--- Provided records Enclosed Below ---
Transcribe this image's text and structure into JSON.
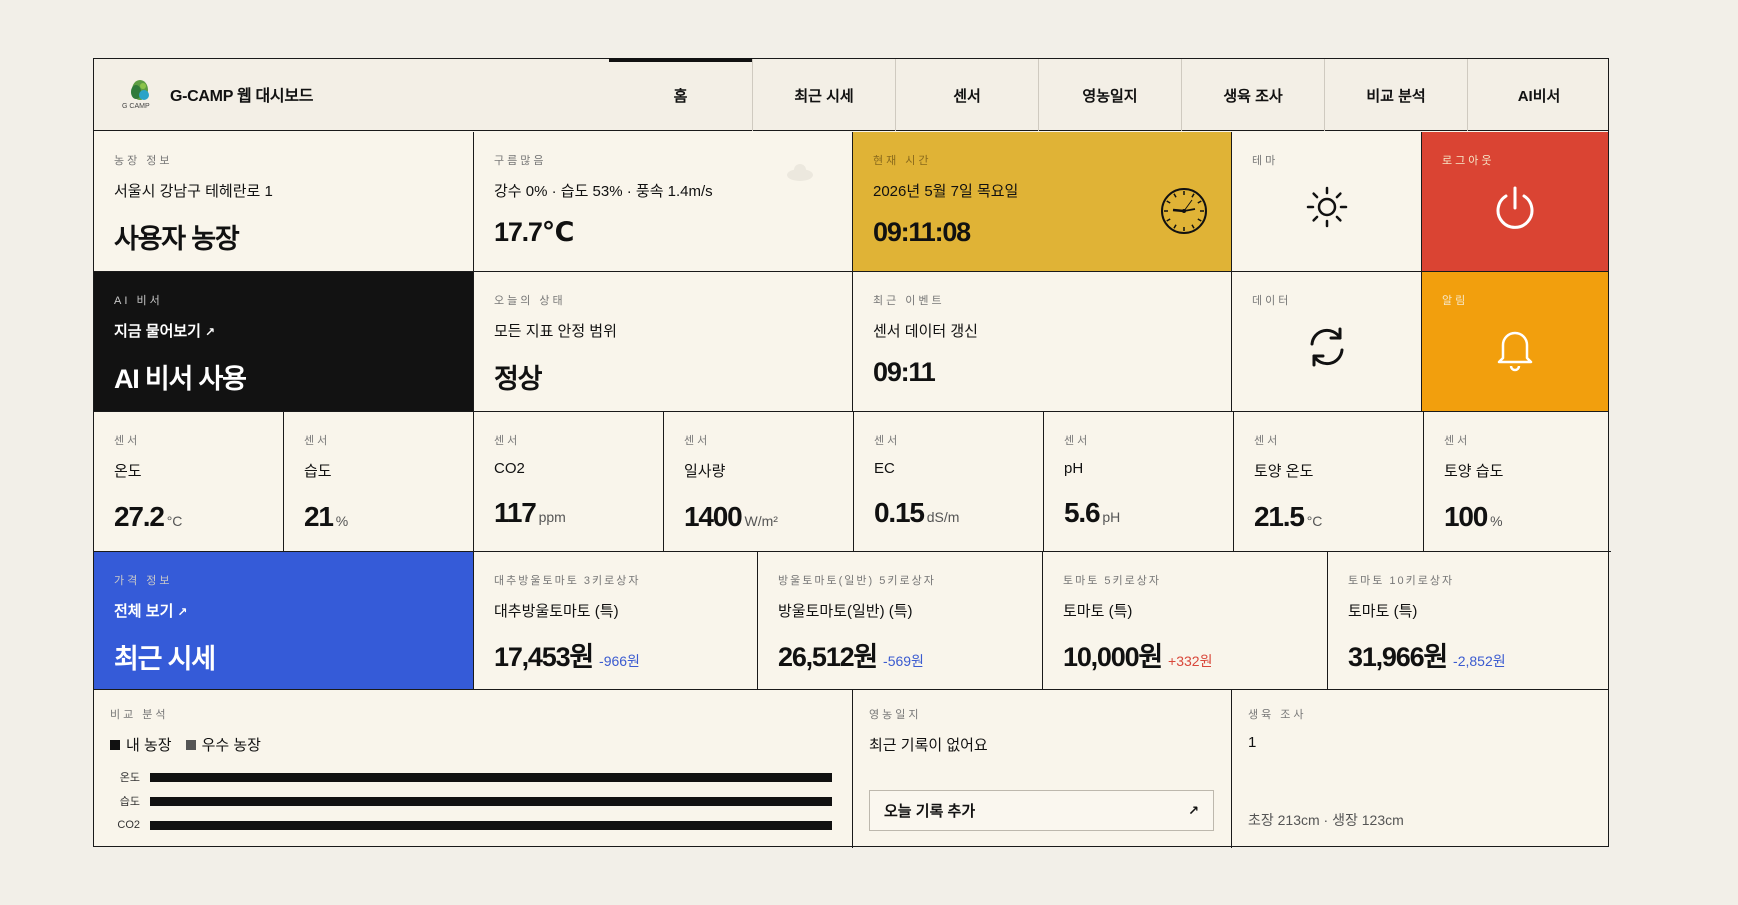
{
  "header": {
    "brand_title": "G-CAMP 웹 대시보드",
    "logo_text": "G CAMP",
    "nav": [
      "홈",
      "최근 시세",
      "센서",
      "영농일지",
      "생육 조사",
      "비교 분석",
      "AI비서"
    ],
    "active_nav": "홈"
  },
  "farm": {
    "label": "농장 정보",
    "address": "서울시 강남구 테헤란로 1",
    "name": "사용자 농장"
  },
  "weather": {
    "label": "구름많음",
    "detail": "강수 0% · 습도 53% · 풍속 1.4m/s",
    "temp": "17.7℃"
  },
  "clock": {
    "label": "현재 시간",
    "date": "2026년 5월 7일 목요일",
    "time": "09:11:08"
  },
  "theme": {
    "label": "테마",
    "icon": "sun-icon"
  },
  "logout": {
    "label": "로그아웃",
    "icon": "power-icon"
  },
  "ai": {
    "label": "AI 비서",
    "link": "지금 물어보기",
    "title": "AI 비서 사용"
  },
  "status": {
    "label": "오늘의 상태",
    "detail": "모든 지표 안정 범위",
    "value": "정상"
  },
  "event": {
    "label": "최근 이벤트",
    "detail": "센서 데이터 갱신",
    "time": "09:11"
  },
  "data_cell": {
    "label": "데이터",
    "icon": "refresh-icon"
  },
  "alarm": {
    "label": "알림",
    "icon": "bell-icon"
  },
  "sensors": [
    {
      "label": "센서",
      "name": "온도",
      "value": "27.2",
      "unit": "°C"
    },
    {
      "label": "센서",
      "name": "습도",
      "value": "21",
      "unit": "%"
    },
    {
      "label": "센서",
      "name": "CO2",
      "value": "117",
      "unit": "ppm"
    },
    {
      "label": "센서",
      "name": "일사량",
      "value": "1400",
      "unit": "W/m²"
    },
    {
      "label": "센서",
      "name": "EC",
      "value": "0.15",
      "unit": "dS/m"
    },
    {
      "label": "센서",
      "name": "pH",
      "value": "5.6",
      "unit": "pH"
    },
    {
      "label": "센서",
      "name": "토양 온도",
      "value": "21.5",
      "unit": "°C"
    },
    {
      "label": "센서",
      "name": "토양 습도",
      "value": "100",
      "unit": "%"
    }
  ],
  "price_info": {
    "label": "가격 정보",
    "link": "전체 보기",
    "title": "최근 시세"
  },
  "prices": [
    {
      "label": "대추방울토마토 3키로상자",
      "name": "대추방울토마토 (특)",
      "value": "17,453원",
      "delta": "-966원",
      "dir": "neg"
    },
    {
      "label": "방울토마토(일반) 5키로상자",
      "name": "방울토마토(일반) (특)",
      "value": "26,512원",
      "delta": "-569원",
      "dir": "neg"
    },
    {
      "label": "토마토 5키로상자",
      "name": "토마토 (특)",
      "value": "10,000원",
      "delta": "+332원",
      "dir": "pos"
    },
    {
      "label": "토마토 10키로상자",
      "name": "토마토 (특)",
      "value": "31,966원",
      "delta": "-2,852원",
      "dir": "neg"
    }
  ],
  "compare": {
    "label": "비교 분석",
    "legend": [
      "내 농장",
      "우수 농장"
    ],
    "colors": {
      "my": "#111111",
      "best": "#555555"
    },
    "rows": [
      {
        "name": "온도",
        "ratio": 1.0
      },
      {
        "name": "습도",
        "ratio": 1.0
      },
      {
        "name": "CO2",
        "ratio": 1.0
      }
    ]
  },
  "diary": {
    "label": "영농일지",
    "detail": "최근 기록이 없어요",
    "button": "오늘 기록 추가"
  },
  "growth": {
    "label": "생육 조사",
    "count": "1",
    "detail": "초장 213cm · 생장 123cm"
  }
}
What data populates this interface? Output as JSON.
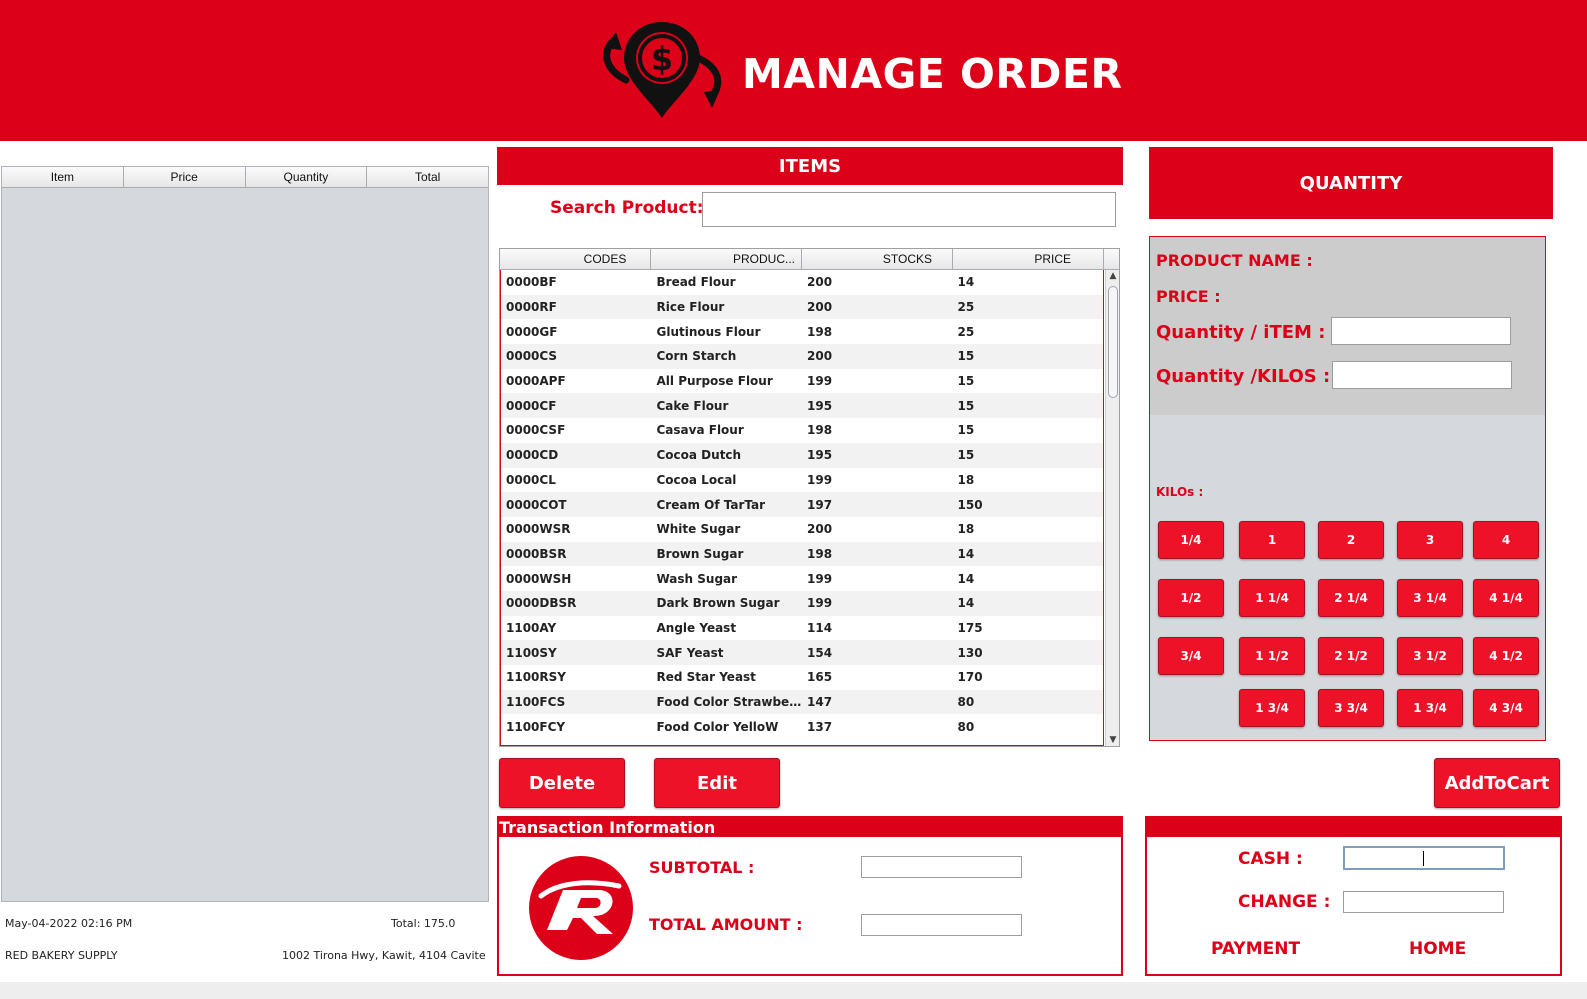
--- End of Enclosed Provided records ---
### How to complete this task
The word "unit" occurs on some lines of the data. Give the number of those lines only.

### Final answer
8